Well, sort of. The “High Income Child Benefit Charge” is a highly irregular way of making a benefit income-related. Formally it is an increase in tax, paid by the highest-income parent in the household. It kicks in when their income rises above £50,000. It is phased in at a rate such that, once income reaches £60,000, the charge is equal to the amount of Child Benefit the family gets, at which point it caps out. In other words, it’s a roundabout way of clawing back Child Benefit.

A few things about this are either unusual or weird or both (some things that governments do are weird but not unusual).

First, that parent gets a very arbitrary-looking spike in their income tax rate, and one whose size depends on how many children they have. For example, someone with three children can currently face an income tax rate of 69.1% on income between £50,000 and £60,000. Above that the rate reverts to the headline higher rate of 40%.

Second, those income thresholds have remained fixed since the policy was brought in over a decade ago, dragging many more families within scope. The proportion who lost some or all of their Child Benefit was 13% in 2013 but has doubled since then. Freezing thresholds for long periods has become commonplace, but never makes sense. If the thresholds were the appropriate ones originally, then why allow their real value to be eroded.

These thresholds are increasing in the new tax year that starts next week. From then, families will keep their Child Benefit until one of the parents crosses £60,000. This means that the proportion of families affected by the clawback in the coming year will reduce to 22%, when it would otherwise have hit 30% - a difference of 600,000 families.  The charge will also be phased in at half its current rate, meaning that the benefit will not be fully paid back until said parent crosses £80,000.

Third, the withdrawal is based on the income of one particular adult within the family (who may or may not be the member of the family that Child Benefit is paid to). Cue inevitable comparisons between a couple on £100,000 between them, who keep all their Child Benefit if their income is equally split, and a one-earner couple on £60,000 who lose all of it. From April those numbers will become £120,000 and £80,000 respectively, but the point remains.

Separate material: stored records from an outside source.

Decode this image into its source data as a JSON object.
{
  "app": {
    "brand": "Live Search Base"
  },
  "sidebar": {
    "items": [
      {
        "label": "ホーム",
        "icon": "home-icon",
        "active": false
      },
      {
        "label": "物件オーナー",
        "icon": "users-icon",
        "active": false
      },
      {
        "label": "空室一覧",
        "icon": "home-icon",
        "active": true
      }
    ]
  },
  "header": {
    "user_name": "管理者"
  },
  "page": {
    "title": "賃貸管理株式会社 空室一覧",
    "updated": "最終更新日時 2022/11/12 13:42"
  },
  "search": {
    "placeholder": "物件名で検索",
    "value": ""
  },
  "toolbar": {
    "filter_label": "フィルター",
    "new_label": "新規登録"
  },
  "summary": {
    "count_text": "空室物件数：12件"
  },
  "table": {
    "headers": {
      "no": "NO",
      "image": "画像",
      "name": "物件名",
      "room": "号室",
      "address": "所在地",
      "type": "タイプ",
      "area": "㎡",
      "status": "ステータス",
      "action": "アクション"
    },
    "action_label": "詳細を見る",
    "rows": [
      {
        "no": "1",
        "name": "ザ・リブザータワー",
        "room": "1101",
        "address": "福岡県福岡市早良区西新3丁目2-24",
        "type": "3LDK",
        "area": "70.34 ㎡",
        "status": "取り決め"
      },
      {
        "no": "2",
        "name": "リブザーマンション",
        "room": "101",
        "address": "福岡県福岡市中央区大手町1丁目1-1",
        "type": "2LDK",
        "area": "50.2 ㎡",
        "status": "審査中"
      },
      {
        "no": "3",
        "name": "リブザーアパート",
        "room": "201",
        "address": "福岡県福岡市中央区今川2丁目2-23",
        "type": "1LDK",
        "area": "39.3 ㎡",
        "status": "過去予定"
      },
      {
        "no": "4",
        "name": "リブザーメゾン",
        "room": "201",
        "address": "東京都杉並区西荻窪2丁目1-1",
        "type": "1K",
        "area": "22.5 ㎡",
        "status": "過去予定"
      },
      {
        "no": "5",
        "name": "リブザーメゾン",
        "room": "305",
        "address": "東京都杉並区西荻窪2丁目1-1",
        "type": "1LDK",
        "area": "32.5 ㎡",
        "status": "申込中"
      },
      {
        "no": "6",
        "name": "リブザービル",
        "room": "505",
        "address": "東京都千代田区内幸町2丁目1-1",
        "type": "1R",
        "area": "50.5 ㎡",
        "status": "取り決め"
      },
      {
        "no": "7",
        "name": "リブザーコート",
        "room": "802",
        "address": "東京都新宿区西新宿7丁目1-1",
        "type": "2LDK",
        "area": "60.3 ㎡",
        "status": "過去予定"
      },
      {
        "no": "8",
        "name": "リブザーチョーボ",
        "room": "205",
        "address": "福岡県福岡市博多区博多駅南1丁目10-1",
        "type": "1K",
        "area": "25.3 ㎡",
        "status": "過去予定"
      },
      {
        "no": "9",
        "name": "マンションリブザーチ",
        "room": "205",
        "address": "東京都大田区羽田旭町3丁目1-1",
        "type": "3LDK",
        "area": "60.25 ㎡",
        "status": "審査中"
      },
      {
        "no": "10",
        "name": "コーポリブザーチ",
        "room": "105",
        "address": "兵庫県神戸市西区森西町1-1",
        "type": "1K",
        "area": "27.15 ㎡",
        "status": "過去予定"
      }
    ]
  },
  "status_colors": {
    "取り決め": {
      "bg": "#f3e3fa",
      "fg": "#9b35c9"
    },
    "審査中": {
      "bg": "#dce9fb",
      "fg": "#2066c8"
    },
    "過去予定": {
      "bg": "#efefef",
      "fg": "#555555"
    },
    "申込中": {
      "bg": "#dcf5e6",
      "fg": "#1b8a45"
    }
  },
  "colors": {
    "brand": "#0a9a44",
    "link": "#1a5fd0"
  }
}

The government now finds this point more concerning than it did in 2013. It has signalled an intention to base the clawback on family income after all. It can’t do this now, for the same reason that it couldn’t do it in 2013: having implemented this policy via an income tax charge, it runs into the problem that we have an individual income tax system. HMRC’s database does not link partners. It will now seek to change that.  Those who fought for individual income taxation, and who won that battle in 1990, may be displeased.

Administration might not be the only difficulty. Because the current system is much kinder to couples whose income is evenly split, rebalancing that would – unless the total cost of Child Benefit is increased – mean lots of losers relative to the status quo. For example, what if the family income thresholds for two-parent families are set so as to leave the cost of the system unchanged? About 550,000 couples would gain (couples in which one parent earns significantly more than the other), and about 550,000 two-earner couples would lose. Losers tend to be vociferous, but for every winner not accompanied by a loser the taxpayer will pay more. Important choices lie ahead and they won’t be easy.

We used to have a universal Child Benefit, alongside means-tested welfare based on family income. One might have thought that the ability to tinker with those two forms of support - one income related, one not - would have been enough flexibility, and that introducing an entirely new, and rather strange, administrative apparatus was unnecessary. But it looks like we’re stuck with it, and that additional contortions will be added to try to unpick the mess.

This is harder than it needed to be: the sort of endless pickle that often follows one initial misjudgement. Status quos can be hard to change, no matter how incoherent they are.

This article was first published in The Telegraph, and is reproduced here with kind permission.